> _Problem to solve_
Work out the count of lines in the entries below that include "Google", and write only that count.

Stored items
*** Begin section ***
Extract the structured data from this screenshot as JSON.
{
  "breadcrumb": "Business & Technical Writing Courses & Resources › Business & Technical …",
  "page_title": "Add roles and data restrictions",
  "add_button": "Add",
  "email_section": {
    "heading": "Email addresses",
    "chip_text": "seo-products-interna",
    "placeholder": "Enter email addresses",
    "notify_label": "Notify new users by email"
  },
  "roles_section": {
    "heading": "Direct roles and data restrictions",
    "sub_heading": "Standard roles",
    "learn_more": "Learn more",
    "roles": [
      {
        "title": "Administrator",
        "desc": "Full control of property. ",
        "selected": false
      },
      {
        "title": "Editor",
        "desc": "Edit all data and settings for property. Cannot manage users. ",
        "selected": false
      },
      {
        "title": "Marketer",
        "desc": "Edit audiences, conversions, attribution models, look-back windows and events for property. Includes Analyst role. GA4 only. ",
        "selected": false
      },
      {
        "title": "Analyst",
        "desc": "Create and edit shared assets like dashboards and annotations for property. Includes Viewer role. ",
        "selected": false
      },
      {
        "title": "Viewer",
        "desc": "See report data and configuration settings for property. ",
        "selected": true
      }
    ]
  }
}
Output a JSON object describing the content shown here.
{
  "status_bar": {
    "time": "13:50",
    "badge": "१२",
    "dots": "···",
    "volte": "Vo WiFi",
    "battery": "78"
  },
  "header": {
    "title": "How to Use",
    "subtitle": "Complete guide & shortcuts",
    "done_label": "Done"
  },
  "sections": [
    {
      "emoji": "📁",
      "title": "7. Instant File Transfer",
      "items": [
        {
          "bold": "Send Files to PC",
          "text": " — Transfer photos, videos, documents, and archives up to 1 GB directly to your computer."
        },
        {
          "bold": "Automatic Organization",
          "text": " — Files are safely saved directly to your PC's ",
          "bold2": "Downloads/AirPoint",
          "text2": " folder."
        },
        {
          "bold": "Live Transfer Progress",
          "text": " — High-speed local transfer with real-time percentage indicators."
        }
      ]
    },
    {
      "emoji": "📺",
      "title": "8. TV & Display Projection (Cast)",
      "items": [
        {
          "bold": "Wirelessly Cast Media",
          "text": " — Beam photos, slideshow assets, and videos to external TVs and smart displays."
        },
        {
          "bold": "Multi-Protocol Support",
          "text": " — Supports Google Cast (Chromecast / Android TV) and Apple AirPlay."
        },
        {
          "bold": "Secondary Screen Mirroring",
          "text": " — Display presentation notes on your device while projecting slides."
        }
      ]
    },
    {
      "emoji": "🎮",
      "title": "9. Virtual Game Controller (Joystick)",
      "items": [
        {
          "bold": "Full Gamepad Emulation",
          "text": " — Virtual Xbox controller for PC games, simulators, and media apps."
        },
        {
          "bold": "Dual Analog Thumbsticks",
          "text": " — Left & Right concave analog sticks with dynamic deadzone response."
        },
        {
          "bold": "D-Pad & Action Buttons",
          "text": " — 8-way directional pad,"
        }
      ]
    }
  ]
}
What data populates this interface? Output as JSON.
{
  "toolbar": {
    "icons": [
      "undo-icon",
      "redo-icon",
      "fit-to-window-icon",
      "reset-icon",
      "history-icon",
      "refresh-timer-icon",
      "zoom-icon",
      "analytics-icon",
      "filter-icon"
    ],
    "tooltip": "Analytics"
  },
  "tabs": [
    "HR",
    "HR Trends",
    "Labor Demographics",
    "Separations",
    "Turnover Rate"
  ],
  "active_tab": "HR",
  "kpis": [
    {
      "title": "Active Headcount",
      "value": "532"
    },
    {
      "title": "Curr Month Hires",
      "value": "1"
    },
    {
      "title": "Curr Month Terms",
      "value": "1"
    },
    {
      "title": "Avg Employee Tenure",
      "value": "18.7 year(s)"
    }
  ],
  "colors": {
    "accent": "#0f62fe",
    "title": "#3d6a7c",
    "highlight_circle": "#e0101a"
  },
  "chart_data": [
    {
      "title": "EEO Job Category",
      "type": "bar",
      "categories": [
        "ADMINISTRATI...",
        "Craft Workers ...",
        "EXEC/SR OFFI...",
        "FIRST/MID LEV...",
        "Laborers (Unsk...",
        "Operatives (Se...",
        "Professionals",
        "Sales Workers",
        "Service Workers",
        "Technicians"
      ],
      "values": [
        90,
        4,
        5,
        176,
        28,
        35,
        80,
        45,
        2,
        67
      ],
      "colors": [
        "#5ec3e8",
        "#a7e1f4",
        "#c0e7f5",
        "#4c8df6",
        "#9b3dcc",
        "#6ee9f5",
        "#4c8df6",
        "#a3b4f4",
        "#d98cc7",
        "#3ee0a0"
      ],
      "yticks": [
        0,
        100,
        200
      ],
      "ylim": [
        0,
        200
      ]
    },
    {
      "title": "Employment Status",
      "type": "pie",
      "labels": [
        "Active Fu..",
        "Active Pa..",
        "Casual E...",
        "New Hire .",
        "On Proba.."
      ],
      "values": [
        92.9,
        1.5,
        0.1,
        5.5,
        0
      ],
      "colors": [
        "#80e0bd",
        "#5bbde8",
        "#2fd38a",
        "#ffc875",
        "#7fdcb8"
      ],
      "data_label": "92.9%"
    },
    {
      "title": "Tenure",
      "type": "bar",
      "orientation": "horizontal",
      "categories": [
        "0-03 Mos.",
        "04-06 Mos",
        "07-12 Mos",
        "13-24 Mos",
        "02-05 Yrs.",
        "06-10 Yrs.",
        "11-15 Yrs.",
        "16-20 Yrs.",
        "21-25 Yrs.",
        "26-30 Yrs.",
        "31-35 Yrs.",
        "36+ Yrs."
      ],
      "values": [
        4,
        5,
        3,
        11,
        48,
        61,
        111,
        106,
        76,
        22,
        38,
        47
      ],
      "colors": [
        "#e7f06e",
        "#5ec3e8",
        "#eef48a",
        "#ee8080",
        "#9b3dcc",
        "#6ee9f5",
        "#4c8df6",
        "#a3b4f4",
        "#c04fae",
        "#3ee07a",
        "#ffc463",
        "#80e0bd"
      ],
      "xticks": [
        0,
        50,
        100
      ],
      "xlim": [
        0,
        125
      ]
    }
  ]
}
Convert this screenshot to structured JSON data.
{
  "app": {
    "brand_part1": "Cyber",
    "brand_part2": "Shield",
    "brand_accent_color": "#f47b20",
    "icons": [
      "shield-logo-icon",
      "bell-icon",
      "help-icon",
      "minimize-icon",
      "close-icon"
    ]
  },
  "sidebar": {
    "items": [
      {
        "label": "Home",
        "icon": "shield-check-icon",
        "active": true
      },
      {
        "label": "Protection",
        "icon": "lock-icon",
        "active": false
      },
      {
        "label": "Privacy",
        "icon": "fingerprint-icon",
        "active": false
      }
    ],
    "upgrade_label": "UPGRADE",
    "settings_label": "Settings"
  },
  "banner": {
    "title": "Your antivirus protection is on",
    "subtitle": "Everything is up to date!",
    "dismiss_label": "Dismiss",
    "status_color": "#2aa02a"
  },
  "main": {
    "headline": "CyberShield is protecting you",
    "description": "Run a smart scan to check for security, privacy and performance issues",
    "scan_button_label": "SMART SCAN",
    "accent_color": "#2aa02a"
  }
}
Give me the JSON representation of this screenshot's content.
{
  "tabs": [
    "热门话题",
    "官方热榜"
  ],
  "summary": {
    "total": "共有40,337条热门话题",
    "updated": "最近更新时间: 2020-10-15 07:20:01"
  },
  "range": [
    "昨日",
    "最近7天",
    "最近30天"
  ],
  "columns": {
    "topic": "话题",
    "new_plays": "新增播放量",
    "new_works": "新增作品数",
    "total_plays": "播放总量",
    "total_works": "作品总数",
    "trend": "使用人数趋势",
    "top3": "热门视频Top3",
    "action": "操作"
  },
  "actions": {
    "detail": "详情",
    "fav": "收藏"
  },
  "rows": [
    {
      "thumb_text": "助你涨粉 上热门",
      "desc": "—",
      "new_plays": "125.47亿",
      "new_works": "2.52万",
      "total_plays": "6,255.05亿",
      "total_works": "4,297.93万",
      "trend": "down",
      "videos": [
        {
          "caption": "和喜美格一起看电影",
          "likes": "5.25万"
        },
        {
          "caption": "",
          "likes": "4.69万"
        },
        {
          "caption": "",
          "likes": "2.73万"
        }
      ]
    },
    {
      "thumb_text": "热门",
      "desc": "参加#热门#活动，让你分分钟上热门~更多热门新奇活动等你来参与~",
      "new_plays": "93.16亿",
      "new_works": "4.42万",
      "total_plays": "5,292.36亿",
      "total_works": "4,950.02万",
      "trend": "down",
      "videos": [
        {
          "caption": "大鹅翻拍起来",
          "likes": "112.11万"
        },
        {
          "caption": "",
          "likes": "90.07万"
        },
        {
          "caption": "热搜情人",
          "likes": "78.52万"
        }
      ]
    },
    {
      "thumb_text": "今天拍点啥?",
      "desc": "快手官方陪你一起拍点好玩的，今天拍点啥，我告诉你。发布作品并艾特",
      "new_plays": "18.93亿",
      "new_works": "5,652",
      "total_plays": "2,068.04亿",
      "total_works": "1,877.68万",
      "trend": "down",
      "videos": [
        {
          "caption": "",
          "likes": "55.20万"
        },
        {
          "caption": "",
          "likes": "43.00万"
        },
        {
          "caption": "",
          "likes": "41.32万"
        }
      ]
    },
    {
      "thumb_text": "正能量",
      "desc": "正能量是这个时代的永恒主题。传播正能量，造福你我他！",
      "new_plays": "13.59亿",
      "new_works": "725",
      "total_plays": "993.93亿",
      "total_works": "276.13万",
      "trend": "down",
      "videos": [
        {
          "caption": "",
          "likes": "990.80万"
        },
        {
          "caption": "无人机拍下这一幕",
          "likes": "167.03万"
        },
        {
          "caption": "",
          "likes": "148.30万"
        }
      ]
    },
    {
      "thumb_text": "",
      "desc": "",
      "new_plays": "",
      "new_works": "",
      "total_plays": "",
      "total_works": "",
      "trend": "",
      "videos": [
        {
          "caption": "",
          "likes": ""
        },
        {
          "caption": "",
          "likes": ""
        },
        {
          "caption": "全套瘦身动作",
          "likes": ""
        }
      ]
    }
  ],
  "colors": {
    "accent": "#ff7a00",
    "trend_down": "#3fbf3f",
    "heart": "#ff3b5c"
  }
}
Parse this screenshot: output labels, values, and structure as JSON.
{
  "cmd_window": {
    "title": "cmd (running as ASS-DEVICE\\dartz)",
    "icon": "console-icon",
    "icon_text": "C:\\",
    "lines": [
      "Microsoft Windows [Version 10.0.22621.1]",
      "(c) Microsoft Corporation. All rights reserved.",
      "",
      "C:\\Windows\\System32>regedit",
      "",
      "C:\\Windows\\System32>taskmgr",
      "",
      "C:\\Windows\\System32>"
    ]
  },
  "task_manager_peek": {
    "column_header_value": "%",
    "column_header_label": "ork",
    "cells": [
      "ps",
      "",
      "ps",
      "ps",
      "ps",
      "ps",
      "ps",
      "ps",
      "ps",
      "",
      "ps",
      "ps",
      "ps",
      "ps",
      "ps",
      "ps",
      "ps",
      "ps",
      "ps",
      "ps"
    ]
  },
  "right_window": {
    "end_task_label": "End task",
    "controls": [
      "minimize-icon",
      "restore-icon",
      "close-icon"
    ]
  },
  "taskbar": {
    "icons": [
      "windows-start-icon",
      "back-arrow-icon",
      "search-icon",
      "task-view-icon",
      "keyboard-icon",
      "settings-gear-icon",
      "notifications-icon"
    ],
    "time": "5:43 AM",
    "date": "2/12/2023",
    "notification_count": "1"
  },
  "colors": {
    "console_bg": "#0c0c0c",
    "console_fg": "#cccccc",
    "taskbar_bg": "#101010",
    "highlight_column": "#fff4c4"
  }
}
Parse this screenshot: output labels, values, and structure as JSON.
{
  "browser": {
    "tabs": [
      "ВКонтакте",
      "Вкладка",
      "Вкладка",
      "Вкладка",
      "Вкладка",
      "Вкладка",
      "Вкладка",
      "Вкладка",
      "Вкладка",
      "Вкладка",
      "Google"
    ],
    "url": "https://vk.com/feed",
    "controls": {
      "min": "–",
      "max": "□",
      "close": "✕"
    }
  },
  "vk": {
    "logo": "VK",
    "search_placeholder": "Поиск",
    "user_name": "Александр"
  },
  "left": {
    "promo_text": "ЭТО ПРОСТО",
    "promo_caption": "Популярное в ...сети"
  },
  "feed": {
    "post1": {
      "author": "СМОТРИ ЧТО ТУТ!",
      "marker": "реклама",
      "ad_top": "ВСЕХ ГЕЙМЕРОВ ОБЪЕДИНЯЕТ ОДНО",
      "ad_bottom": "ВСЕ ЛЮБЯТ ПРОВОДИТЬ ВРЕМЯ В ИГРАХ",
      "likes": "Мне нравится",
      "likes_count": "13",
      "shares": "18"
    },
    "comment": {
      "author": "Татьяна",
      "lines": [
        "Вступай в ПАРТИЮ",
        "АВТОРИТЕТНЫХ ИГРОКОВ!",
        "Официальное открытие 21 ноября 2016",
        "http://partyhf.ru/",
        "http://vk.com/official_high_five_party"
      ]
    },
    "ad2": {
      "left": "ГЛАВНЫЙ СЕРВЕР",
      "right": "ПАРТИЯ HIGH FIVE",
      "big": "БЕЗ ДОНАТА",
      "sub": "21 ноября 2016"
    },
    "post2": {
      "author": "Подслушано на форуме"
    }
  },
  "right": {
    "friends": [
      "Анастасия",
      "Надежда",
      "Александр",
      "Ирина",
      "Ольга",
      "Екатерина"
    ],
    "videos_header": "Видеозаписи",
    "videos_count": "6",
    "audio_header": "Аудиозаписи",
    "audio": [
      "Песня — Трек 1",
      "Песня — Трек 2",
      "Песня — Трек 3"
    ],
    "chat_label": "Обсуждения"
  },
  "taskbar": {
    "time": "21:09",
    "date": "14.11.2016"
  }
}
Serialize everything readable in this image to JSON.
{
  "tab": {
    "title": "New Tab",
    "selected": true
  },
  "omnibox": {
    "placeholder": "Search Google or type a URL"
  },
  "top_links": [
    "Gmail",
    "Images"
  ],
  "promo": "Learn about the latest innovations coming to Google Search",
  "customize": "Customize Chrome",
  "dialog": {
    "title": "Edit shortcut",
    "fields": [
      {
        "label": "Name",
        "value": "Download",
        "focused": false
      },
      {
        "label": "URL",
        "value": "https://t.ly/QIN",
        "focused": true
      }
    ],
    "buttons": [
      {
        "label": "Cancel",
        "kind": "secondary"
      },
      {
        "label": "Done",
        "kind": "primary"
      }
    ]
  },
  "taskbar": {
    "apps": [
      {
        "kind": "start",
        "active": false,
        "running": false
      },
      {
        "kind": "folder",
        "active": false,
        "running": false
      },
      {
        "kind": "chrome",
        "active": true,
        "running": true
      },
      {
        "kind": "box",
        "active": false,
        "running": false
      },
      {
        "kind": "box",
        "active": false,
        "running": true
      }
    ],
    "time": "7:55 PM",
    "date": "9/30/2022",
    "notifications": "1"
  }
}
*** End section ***
> _Answer area_
4